Sandeep Singh Dhaliwal, 42, the Harris County sheriff’s deputy who was shot dead late last month during a routine traffic stop, had joined the police force despite being dissuaded by family and friends, CNN reported.
BJ Josan, a childhood friend of the officer, recounted how Dhaliwal made up his mind one wintry day at their local gurdwara, after an encounter between a Sikh family and Harris County sheriff’s deputies had gone horribly wrong.
The family had called to report a burglary, but when deputies arrived and saw their kirpans, the ceremonial dagger a devout Sikh is enjoined to always carry on his person, they treated the family as if they were criminals.
When Adrian Garcia, newly elected Harris County sheriff, seeking to change perceptions, visited the gurdwara and appealed for young men to join the force and help to change it, Dhaliwal was there.
He turned to father Piara Singh Dhaliwal and said he would join. “I thought he had lost his mind,” recalled Josan. Law enforcement wasn’t a profession that Sikhs in Houston entered. Besides, Dhaliwal had his trucking and pizza businesses.
But Sandeep’s mind was made up, Piara Singh Dhaliwal told CNN. He was keen to make a difference in the city he had grown up in. And he did. Almost everyone in this part of Houston knew who he was. His turban and beard, markers of his faith, made him hard to miss.
Piara Singh Dhaliwal said people in the community told him law enforcement was dangerous and he should persuade Sandeep not to do it. But the father decided to support his son.
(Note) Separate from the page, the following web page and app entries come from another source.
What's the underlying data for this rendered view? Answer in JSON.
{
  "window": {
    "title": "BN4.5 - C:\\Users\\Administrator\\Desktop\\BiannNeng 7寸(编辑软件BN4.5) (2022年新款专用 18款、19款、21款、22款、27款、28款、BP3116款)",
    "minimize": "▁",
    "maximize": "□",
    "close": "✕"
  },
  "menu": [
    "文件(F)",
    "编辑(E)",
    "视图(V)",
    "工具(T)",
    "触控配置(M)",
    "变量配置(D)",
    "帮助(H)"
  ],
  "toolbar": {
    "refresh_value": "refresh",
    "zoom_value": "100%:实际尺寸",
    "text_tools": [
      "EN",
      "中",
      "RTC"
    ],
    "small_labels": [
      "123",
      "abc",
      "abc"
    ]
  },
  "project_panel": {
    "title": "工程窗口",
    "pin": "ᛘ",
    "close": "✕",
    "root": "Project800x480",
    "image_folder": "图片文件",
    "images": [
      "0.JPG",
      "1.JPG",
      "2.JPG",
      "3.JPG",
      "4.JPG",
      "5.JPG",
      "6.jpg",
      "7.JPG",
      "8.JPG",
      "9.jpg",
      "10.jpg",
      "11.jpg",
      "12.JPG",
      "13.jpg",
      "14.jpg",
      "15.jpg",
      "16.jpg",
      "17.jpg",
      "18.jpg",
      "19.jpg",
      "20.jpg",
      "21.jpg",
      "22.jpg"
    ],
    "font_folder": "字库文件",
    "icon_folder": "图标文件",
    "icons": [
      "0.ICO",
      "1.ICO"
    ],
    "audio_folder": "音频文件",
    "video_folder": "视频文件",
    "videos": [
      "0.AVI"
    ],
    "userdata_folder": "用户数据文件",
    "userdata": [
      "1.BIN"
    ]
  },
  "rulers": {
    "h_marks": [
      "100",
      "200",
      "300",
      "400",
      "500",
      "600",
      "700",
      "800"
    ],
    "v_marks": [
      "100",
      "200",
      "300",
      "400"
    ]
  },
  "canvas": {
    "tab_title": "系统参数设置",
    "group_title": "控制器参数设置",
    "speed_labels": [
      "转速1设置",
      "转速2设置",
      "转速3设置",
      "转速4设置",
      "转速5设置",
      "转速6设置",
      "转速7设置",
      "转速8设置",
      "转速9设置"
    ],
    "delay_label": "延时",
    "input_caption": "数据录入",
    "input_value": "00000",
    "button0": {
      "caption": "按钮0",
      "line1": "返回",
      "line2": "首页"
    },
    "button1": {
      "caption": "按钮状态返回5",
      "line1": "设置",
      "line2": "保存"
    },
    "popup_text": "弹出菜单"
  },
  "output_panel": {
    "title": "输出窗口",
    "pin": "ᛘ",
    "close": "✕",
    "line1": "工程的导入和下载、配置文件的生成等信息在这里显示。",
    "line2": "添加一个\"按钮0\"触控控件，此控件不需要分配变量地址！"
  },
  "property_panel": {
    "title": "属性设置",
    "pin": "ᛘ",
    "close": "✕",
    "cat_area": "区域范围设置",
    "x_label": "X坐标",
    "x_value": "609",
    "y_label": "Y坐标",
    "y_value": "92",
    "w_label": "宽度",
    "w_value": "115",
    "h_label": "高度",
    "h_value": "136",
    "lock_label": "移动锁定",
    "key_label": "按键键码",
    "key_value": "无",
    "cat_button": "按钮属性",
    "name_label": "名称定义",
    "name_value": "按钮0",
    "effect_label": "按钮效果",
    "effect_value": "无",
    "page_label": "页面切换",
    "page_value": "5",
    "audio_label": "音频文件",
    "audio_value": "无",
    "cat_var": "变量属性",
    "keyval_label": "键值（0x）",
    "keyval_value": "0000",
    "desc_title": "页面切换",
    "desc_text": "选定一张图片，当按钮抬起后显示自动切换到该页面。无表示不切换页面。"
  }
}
Someone had to do the job, he reasoned.
The young man joined as a detention officer in 2009 and worked his way up to deputy, becoming the first Sikh deputy in the Harris County sheriff’s office, one of the country’s largest departments.
When he got permission in 2015 to wear his turban and beard as part of his uniform, it made headlines everywhere and paved the way for other Sikhs to join the police force.
Those closest to him said Sandeep Singh was a child at heart, an exceptional spirit, a friend to everyone and, in the words of one colleague, “a damn near saint”.
“We’ve had many law-enforcement officers who have paid a similar sacrifice and they were all good people,” said Garcia, the sheriff who had hired Dhaliwal and is now Harris County commissioner. “But I want people to understand that the things you are hearing about Sandeep are absolutely true.”
Serving in law enforcement as a turbaned Sikh had its challenges, but friends and colleagues say Dhaliwal took pride in his role, knowing that he was representing his community in a visible fashion.
“He wanted to show that a Sikh person with a turban is a symbol of someone who is there to provide service, to provide help whenever you need it,” Josan said. And it was his nature to defuse any strange look or rude question with a smile or a joke.
Garcia and others in the department encouraged him to seek a promotion that would earn him more responsibility and pay. He passed an exam to become a sergeant. But he didn’t want to be desk-bound. He was happy out in the community, interacting with people.
“I don’t want to sit in the office,” his father said Dhaliwal told him. “I don’t want to be a sergeant. Maybe next year.”
Dhaliwal had a special connection with everyone, Josan said, but especially kids. He went out of his way to talk to them, to make them feel special. He wanted to inspire them and make them to feel like they could count on him. “He knew how to interact with kids,” Josan said. “He was a big kid himself, always smiling.”